→ What you need to do:
The whole listing must be returned exactly, with no line missing.

→ Material provided:
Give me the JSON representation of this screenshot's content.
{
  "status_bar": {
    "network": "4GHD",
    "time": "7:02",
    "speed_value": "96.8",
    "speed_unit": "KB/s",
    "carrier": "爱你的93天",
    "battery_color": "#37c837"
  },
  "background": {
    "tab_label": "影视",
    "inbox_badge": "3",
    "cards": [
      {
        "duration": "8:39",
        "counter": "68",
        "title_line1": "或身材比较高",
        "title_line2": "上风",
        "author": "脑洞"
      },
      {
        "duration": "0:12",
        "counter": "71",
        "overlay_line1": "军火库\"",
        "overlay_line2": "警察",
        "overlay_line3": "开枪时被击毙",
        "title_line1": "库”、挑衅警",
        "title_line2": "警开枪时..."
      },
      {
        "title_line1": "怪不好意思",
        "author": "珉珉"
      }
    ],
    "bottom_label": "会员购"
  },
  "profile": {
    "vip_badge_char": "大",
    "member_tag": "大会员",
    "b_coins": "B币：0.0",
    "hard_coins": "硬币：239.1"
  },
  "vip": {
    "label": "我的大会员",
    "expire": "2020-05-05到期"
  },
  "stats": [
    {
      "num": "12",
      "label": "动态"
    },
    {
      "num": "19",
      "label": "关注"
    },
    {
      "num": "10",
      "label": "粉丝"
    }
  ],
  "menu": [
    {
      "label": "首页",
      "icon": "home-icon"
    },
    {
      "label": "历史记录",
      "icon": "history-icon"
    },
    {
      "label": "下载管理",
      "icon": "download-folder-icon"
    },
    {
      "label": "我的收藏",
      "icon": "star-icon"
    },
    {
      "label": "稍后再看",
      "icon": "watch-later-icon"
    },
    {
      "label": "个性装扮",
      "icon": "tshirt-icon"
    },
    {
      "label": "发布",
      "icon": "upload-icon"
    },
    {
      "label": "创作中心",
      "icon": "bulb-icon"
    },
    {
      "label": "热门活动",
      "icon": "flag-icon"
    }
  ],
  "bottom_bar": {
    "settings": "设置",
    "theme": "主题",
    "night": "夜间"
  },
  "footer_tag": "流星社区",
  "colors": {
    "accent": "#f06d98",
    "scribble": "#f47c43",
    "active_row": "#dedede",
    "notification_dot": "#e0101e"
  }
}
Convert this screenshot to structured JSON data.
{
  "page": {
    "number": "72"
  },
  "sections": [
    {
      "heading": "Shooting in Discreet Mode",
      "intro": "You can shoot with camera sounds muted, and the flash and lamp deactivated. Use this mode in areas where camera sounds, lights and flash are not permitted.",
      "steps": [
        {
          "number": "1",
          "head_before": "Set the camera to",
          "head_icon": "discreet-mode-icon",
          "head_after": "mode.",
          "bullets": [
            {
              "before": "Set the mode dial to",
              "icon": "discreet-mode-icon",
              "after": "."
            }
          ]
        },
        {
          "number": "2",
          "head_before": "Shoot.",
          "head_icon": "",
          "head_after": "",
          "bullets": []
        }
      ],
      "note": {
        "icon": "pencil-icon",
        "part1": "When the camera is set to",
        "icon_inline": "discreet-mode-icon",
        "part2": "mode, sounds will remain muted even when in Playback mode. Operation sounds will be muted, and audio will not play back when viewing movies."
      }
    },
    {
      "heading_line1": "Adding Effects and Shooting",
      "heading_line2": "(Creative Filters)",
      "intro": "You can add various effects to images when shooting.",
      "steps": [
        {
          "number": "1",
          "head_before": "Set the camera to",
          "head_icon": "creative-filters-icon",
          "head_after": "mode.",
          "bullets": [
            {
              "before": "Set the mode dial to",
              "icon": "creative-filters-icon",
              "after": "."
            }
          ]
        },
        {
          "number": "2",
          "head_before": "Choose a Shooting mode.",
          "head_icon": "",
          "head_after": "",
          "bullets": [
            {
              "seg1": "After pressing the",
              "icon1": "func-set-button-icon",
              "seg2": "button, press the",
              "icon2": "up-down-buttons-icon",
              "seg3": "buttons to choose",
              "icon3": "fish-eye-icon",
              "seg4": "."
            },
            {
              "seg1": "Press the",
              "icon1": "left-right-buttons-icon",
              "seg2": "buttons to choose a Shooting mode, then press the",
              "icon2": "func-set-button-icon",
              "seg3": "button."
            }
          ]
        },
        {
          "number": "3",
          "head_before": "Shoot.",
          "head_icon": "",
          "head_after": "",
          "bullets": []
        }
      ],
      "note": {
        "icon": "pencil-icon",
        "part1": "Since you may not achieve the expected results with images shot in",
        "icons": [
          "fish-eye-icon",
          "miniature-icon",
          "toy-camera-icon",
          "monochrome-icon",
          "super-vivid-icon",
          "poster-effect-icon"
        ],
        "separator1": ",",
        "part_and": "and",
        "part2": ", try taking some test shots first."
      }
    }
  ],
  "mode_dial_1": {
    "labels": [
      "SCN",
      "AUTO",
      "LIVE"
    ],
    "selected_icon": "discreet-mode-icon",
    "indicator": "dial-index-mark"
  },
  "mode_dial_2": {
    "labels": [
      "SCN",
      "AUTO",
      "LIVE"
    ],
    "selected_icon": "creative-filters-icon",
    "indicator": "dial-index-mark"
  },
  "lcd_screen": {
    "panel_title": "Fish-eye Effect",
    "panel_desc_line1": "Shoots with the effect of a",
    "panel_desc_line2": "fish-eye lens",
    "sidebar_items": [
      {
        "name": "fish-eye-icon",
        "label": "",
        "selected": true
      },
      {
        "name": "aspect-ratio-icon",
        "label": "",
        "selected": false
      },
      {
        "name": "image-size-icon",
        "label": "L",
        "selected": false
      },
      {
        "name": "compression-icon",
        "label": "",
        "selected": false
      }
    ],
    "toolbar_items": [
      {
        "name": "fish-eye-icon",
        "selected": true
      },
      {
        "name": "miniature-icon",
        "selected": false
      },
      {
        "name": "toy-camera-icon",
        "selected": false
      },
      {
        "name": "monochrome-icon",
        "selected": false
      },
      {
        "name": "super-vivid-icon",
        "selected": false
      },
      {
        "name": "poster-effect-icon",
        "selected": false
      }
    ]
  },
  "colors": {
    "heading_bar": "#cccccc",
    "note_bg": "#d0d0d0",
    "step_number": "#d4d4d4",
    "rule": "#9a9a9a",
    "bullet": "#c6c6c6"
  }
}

→ Task solution:
Give me the JSON representation of this screenshot's content.
{
  "status_bar": {
    "network": "4GHD",
    "time": "7:02",
    "speed_value": "96.8",
    "speed_unit": "KB/s",
    "carrier": "爱你的93天",
    "battery_color": "#37c837"
  },
  "background": {
    "tab_label": "影视",
    "inbox_badge": "3",
    "cards": [
      {
        "duration": "8:39",
        "counter": "68",
        "title_line1": "或身材比较高",
        "title_line2": "上风",
        "author": "脑洞"
      },
      {
        "duration": "0:12",
        "counter": "71",
        "overlay_line1": "军火库\"",
        "overlay_line2": "警察",
        "overlay_line3": "开枪时被击毙",
        "title_line1": "库”、挑衅警",
        "title_line2": "警开枪时..."
      },
      {
        "title_line1": "怪不好意思",
        "author": "珉珉"
      }
    ],
    "bottom_label": "会员购"
  },
  "profile": {
    "vip_badge_char": "大",
    "member_tag": "大会员",
    "b_coins": "B币：0.0",
    "hard_coins": "硬币：239.1"
  },
  "vip": {
    "label": "我的大会员",
    "expire": "2020-05-05到期"
  },
  "stats": [
    {
      "num": "12",
      "label": "动态"
    },
    {
      "num": "19",
      "label": "关注"
    },
    {
      "num": "10",
      "label": "粉丝"
    }
  ],
  "menu": [
    {
      "label": "首页",
      "icon": "home-icon"
    },
    {
      "label": "历史记录",
      "icon": "history-icon"
    },
    {
      "label": "下载管理",
      "icon": "download-folder-icon"
    },
    {
      "label": "我的收藏",
      "icon": "star-icon"
    },
    {
      "label": "稍后再看",
      "icon": "watch-later-icon"
    },
    {
      "label": "个性装扮",
      "icon": "tshirt-icon"
    },
    {
      "label": "发布",
      "icon": "upload-icon"
    },
    {
      "label": "创作中心",
      "icon": "bulb-icon"
    },
    {
      "label": "热门活动",
      "icon": "flag-icon"
    }
  ],
  "bottom_bar": {
    "settings": "设置",
    "theme": "主题",
    "night": "夜间"
  },
  "footer_tag": "流星社区",
  "colors": {
    "accent": "#f06d98",
    "scribble": "#f47c43",
    "active_row": "#dedede",
    "notification_dot": "#e0101e"
  }
}
Convert this screenshot to structured JSON data.
{
  "page": {
    "number": "72"
  },
  "sections": [
    {
      "heading": "Shooting in Discreet Mode",
      "intro": "You can shoot with camera sounds muted, and the flash and lamp deactivated. Use this mode in areas where camera sounds, lights and flash are not permitted.",
      "steps": [
        {
          "number": "1",
          "head_before": "Set the camera to",
          "head_icon": "discreet-mode-icon",
          "head_after": "mode.",
          "bullets": [
            {
              "before": "Set the mode dial to",
              "icon": "discreet-mode-icon",
              "after": "."
            }
          ]
        },
        {
          "number": "2",
          "head_before": "Shoot.",
          "head_icon": "",
          "head_after": "",
          "bullets": []
        }
      ],
      "note": {
        "icon": "pencil-icon",
        "part1": "When the camera is set to",
        "icon_inline": "discreet-mode-icon",
        "part2": "mode, sounds will remain muted even when in Playback mode. Operation sounds will be muted, and audio will not play back when viewing movies."
      }
    },
    {
      "heading_line1": "Adding Effects and Shooting",
      "heading_line2": "(Creative Filters)",
      "intro": "You can add various effects to images when shooting.",
      "steps": [
        {
          "number": "1",
          "head_before": "Set the camera to",
          "head_icon": "creative-filters-icon",
          "head_after": "mode.",
          "bullets": [
            {
              "before": "Set the mode dial to",
              "icon": "creative-filters-icon",
              "after": "."
            }
          ]
        },
        {
          "number": "2",
          "head_before": "Choose a Shooting mode.",
          "head_icon": "",
          "head_after": "",
          "bullets": [
            {
              "seg1": "After pressing the",
              "icon1": "func-set-button-icon",
              "seg2": "button, press the",
              "icon2": "up-down-buttons-icon",
              "seg3": "buttons to choose",
              "icon3": "fish-eye-icon",
              "seg4": "."
            },
            {
              "seg1": "Press the",
              "icon1": "left-right-buttons-icon",
              "seg2": "buttons to choose a Shooting mode, then press the",
              "icon2": "func-set-button-icon",
              "seg3": "button."
            }
          ]
        },
        {
          "number": "3",
          "head_before": "Shoot.",
          "head_icon": "",
          "head_after": "",
          "bullets": []
        }
      ],
      "note": {
        "icon": "pencil-icon",
        "part1": "Since you may not achieve the expected results with images shot in",
        "icons": [
          "fish-eye-icon",
          "miniature-icon",
          "toy-camera-icon",
          "monochrome-icon",
          "super-vivid-icon",
          "poster-effect-icon"
        ],
        "separator1": ",",
        "part_and": "and",
        "part2": ", try taking some test shots first."
      }
    }
  ],
  "mode_dial_1": {
    "labels": [
      "SCN",
      "AUTO",
      "LIVE"
    ],
    "selected_icon": "discreet-mode-icon",
    "indicator": "dial-index-mark"
  },
  "mode_dial_2": {
    "labels": [
      "SCN",
      "AUTO",
      "LIVE"
    ],
    "selected_icon": "creative-filters-icon",
    "indicator": "dial-index-mark"
  },
  "lcd_screen": {
    "panel_title": "Fish-eye Effect",
    "panel_desc_line1": "Shoots with the effect of a",
    "panel_desc_line2": "fish-eye lens",
    "sidebar_items": [
      {
        "name": "fish-eye-icon",
        "label": "",
        "selected": true
      },
      {
        "name": "aspect-ratio-icon",
        "label": "",
        "selected": false
      },
      {
        "name": "image-size-icon",
        "label": "L",
        "selected": false
      },
      {
        "name": "compression-icon",
        "label": "",
        "selected": false
      }
    ],
    "toolbar_items": [
      {
        "name": "fish-eye-icon",
        "selected": true
      },
      {
        "name": "miniature-icon",
        "selected": false
      },
      {
        "name": "toy-camera-icon",
        "selected": false
      },
      {
        "name": "monochrome-icon",
        "selected": false
      },
      {
        "name": "super-vivid-icon",
        "selected": false
      },
      {
        "name": "poster-effect-icon",
        "selected": false
      }
    ]
  },
  "colors": {
    "heading_bar": "#cccccc",
    "note_bg": "#d0d0d0",
    "step_number": "#d4d4d4",
    "rule": "#9a9a9a",
    "bullet": "#c6c6c6"
  }
}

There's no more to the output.